* [INFORMATION]:
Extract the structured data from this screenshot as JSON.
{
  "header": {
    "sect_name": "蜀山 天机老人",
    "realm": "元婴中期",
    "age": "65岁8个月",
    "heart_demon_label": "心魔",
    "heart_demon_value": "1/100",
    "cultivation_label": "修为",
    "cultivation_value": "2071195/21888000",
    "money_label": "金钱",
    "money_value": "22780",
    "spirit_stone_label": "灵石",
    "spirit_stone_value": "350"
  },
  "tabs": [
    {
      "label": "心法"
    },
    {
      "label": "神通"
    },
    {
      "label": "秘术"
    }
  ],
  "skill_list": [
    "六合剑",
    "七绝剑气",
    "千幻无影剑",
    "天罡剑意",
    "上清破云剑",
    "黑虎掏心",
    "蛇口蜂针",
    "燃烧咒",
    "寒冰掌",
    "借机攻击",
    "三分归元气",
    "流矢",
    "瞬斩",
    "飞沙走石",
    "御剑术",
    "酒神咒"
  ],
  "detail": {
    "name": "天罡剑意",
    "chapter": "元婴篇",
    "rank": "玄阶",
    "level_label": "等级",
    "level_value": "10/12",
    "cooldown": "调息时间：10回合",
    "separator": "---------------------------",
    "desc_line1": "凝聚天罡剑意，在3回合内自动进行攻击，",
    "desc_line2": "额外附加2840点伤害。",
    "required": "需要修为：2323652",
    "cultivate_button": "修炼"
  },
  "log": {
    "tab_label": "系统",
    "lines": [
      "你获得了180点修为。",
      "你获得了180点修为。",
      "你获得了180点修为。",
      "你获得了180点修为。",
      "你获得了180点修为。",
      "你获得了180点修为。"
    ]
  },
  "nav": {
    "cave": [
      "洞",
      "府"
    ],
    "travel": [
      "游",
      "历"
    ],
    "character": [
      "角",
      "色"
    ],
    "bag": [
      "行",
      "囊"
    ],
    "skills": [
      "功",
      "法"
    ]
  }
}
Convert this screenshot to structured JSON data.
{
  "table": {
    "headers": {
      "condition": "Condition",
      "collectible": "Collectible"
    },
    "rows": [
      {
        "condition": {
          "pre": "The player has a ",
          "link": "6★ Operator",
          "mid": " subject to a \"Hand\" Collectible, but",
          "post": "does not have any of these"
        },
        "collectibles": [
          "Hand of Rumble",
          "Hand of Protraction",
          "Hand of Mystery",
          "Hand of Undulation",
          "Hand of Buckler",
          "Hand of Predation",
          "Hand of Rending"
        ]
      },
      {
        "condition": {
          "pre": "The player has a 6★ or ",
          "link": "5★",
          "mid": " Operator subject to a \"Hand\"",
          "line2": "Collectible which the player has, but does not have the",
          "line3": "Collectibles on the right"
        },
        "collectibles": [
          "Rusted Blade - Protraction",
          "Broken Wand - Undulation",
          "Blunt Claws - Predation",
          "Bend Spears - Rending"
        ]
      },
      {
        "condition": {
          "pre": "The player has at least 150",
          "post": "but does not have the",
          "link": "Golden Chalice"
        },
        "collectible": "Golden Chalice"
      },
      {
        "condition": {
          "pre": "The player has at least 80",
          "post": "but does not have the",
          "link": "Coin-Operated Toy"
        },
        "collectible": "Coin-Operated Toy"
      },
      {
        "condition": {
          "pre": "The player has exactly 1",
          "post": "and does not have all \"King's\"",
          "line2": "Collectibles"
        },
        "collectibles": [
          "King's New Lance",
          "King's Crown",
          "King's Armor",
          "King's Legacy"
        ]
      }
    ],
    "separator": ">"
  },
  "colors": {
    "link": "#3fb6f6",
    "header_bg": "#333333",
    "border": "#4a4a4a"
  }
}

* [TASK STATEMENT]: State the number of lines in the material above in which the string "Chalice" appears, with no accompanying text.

* [TASK OUTPUT]: 2